(Available data)

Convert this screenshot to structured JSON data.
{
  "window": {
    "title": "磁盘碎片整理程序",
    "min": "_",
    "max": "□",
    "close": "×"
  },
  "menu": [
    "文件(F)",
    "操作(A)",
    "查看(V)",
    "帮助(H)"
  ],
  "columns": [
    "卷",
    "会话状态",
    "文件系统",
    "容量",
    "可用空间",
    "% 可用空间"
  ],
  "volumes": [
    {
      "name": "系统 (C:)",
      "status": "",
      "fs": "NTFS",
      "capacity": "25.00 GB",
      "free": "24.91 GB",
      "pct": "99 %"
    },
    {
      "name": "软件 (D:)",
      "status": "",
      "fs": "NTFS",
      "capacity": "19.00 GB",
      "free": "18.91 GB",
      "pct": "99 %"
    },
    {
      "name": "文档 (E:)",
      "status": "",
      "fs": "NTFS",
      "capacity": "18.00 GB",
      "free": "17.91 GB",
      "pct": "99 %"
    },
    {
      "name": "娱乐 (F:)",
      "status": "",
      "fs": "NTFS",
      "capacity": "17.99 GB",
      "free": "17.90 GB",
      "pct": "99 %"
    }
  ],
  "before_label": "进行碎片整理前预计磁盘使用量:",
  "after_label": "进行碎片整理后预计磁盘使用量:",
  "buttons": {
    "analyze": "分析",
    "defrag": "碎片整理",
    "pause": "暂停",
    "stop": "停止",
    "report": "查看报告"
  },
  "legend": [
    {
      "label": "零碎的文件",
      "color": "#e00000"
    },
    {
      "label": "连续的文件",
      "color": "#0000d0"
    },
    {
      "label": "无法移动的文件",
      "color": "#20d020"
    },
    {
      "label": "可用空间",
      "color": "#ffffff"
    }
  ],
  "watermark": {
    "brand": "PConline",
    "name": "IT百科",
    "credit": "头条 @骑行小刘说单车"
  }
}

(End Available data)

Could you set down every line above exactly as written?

Convert this screenshot to structured JSON data.
{
  "window": {
    "title": "磁盘碎片整理程序",
    "min": "_",
    "max": "□",
    "close": "×"
  },
  "menu": [
    "文件(F)",
    "操作(A)",
    "查看(V)",
    "帮助(H)"
  ],
  "columns": [
    "卷",
    "会话状态",
    "文件系统",
    "容量",
    "可用空间",
    "% 可用空间"
  ],
  "volumes": [
    {
      "name": "系统 (C:)",
      "status": "",
      "fs": "NTFS",
      "capacity": "25.00 GB",
      "free": "24.91 GB",
      "pct": "99 %"
    },
    {
      "name": "软件 (D:)",
      "status": "",
      "fs": "NTFS",
      "capacity": "19.00 GB",
      "free": "18.91 GB",
      "pct": "99 %"
    },
    {
      "name": "文档 (E:)",
      "status": "",
      "fs": "NTFS",
      "capacity": "18.00 GB",
      "free": "17.91 GB",
      "pct": "99 %"
    },
    {
      "name": "娱乐 (F:)",
      "status": "",
      "fs": "NTFS",
      "capacity": "17.99 GB",
      "free": "17.90 GB",
      "pct": "99 %"
    }
  ],
  "before_label": "进行碎片整理前预计磁盘使用量:",
  "after_label": "进行碎片整理后预计磁盘使用量:",
  "buttons": {
    "analyze": "分析",
    "defrag": "碎片整理",
    "pause": "暂停",
    "stop": "停止",
    "report": "查看报告"
  },
  "legend": [
    {
      "label": "零碎的文件",
      "color": "#e00000"
    },
    {
      "label": "连续的文件",
      "color": "#0000d0"
    },
    {
      "label": "无法移动的文件",
      "color": "#20d020"
    },
    {
      "label": "可用空间",
      "color": "#ffffff"
    }
  ],
  "watermark": {
    "brand": "PConline",
    "name": "IT百科",
    "credit": "头条 @骑行小刘说单车"
  }
}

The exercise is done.